20: After Clause 2, insert the following new Clause –
“Ratification of international trade agreements
(1) An international trade agreement may not be ratified unless it enables the United Kingdom to require imports to meet standards that are equivalent to the principal standards laid down by primary and subordinate legislation in the United Kingdom regarding food safety, the environment and animal welfare.
(2) The condition in subsection (1) does not apply if the international trade agreement is with one or more least developed countries and, in the Secretary of State’s opinion, is seeking equivalence on standards which would present an unfair impediment to trade for the country or countries concerned.
(3) The Secretary of State must by regulations specify which of the standards laid down by legislation in the United Kingdom regarding food safety, the environment and animal welfare are principal standards for the purpose of subsection (1).
(4) Regulations made under subsection (3) are subject to affirmative resolution procedure.
(5) In this section “least developed countries” means any country on the United Nations Committee of Development’s List of Least Developed Countries, as amended from time to time.”Member’s explanatory statement
This new Clause ensures that UK standards regarding food safety, the environment and animal welfare cannot be undermined by imports produced to lower standards.
Lord Grimstone of Boscobel later responded for HMG: Amendment 20 seeks to prevent the ratification of FTAs unless there are provisions that ensure that imports under those FTAs comply with the UK’s domestic standards for food safety, animal welfare and the environment.
As noble Lords know, the Bill is principally concerned with continuity agreements, which we have now signed with 63 partner countries. It is rather cheering that each time I speak from this Dispatch Box that number has crept up. I should emphasise to noble Lords that none of those agreements has led to a lowering of domestic standards. Cheap food is not flooding our market. Workers’ rights are not being undermined. All we have done is deliver on our central objective of providing continuity for businesses and consumers.
The amendment has unintended consequences that its signatories have not addressed. It could, I am afraid, jeopardise the UK’s ability to meet its WTO commitments. WTO rules constrain the ability of the UK to restrict imports based on criteria such as animal welfare and environmental protection. These WTO rules play an important and balanced role in containing disguised protectionism, but inevitably mean that there is a real risk of a WTO dispute if we do not handle these important matters with care.
Establishing the amendment as a negotiating objective has the potential to create great uncertainty and undermine continuity for businesses at an already critical time. I know that noble Lords would not wish this. It may of course jeopardise the implementation of continuity agreements, including those already signed but not yet ratified. Let us not forget that UK businesses have a long history of trading under these agreements and rely on them for stability and certainty. Any delay to implementation will impact the import of goods on which businesses and consumers are dependent. Furthermore, the noble Baroness’s amendment could result in similar measures being deployed by trade partners with regard to UK exports. That could prevent UK producers from being able to export goods overseas until they had demonstrated that they had met the domestic standards of our trade partners.

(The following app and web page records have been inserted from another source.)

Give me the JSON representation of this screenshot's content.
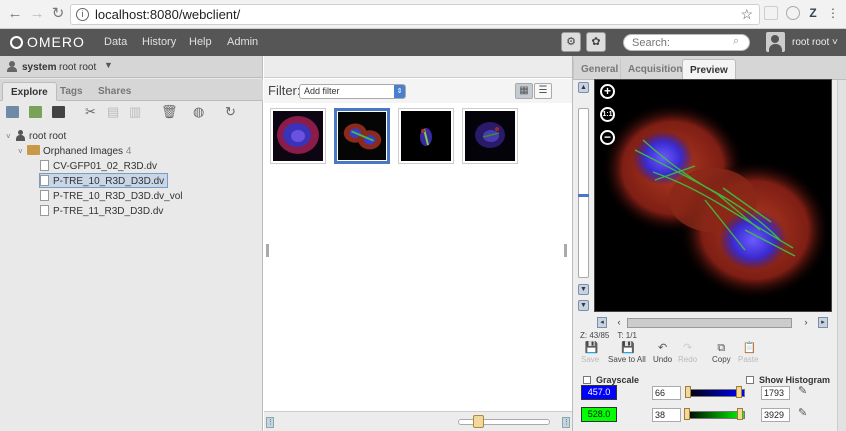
{
  "browser": {
    "url": "localhost:8080/webclient/",
    "back_icon": "←",
    "forward_icon": "→",
    "reload_icon": "↻",
    "info_icon": "i",
    "star_icon": "☆",
    "menu_icon": "⋮",
    "ext_z": "Z"
  },
  "header": {
    "logo": "OMERO",
    "menu": [
      "Data",
      "History",
      "Help",
      "Admin"
    ],
    "search_placeholder": "Search:",
    "user_menu": "root root ˅"
  },
  "left": {
    "group": "system",
    "user": "root root",
    "tabs": [
      "Explore",
      "Tags",
      "Shares"
    ],
    "tree": {
      "root_user": "root root",
      "folder": "Orphaned Images",
      "folder_count": "4",
      "images": [
        "CV-GFP01_02_R3D.dv",
        "P-TRE_10_R3D_D3D.dv",
        "P-TRE_10_R3D_D3D.dv_vol",
        "P-TRE_11_R3D_D3D.dv"
      ],
      "selected_index": 1
    }
  },
  "center": {
    "filter_label": "Filter:",
    "filter_select": "Add filter",
    "thumbnail_count": 4,
    "selected_thumbnail": 1
  },
  "right": {
    "tabs": [
      "General",
      "Acquisition",
      "Preview"
    ],
    "active_tab": "Preview",
    "zoom_in": "+",
    "zoom_reset": "1:1",
    "zoom_out": "−",
    "z_label": "Z: 43/85",
    "t_label": "T: 1/1",
    "actions": [
      {
        "label": "Save",
        "icon": "💾",
        "enabled": false
      },
      {
        "label": "Save to All",
        "icon": "💾",
        "enabled": true
      },
      {
        "label": "Undo",
        "icon": "↶",
        "enabled": true
      },
      {
        "label": "Redo",
        "icon": "↷",
        "enabled": false
      },
      {
        "label": "Copy",
        "icon": "⧉",
        "enabled": true
      },
      {
        "label": "Paste",
        "icon": "📋",
        "enabled": false
      }
    ],
    "grayscale_label": "Grayscale",
    "histogram_label": "Show Histogram",
    "channels": [
      {
        "wavelength": "457.0",
        "color": "#0000ff",
        "start": "66",
        "end": "1793",
        "start_fraction": 0.03,
        "end_fraction": 0.9
      },
      {
        "wavelength": "528.0",
        "color": "#00ff00",
        "start": "38",
        "end": "3929",
        "start_fraction": 0.01,
        "end_fraction": 0.92
      }
    ]
  }
}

However, we of course understand the importance of this issue and the Government have established a number of initiatives to ensure that any concerns around agriculture and the environment are addressed at each stage of the negotiation processes. This includes: public consultations ahead of new trade negotiations; increased engagement with agriculture and agri-food stakeholders; establishing the trade advisory groups; and of course passing an amendment to this Bill, placing the Trade and Agriculture Commission on a statutory footing.
To which I replied: I had not understood just how devastating the impact of my amendment would be. I think there might have been a tiny bit of scaremongering in that. He also said so far, so good—but we all know that it is early days and we have a long way to go to get the sort of trade deals that we really want. We need the protections that we are asking for. We have had this debate a lot and the Minister knows full well how the majority of the House feels.
I thank all noble Lords who have contributed to this debate. I particularly enjoy the interventions of the noble Baroness, Lady Noakes, whom I very much enjoy clashing with. I should like to say to her that it is absolutely true—I do not trust this Government. I am in awe of her unswerving loyalty to them, especially in view of the fact that in the other place our Prime Minister stands up, makes all sorts of promises and then reneges on them. How she maintains her loyalty is absolutely astonishing.
However, we have had this debate many times. I do feel that the Government just do not understand the depth of feeling on this issue, not just in the House but among the general public, farmers and all sorts of producers. Ignoring this issue is a terrible mistake.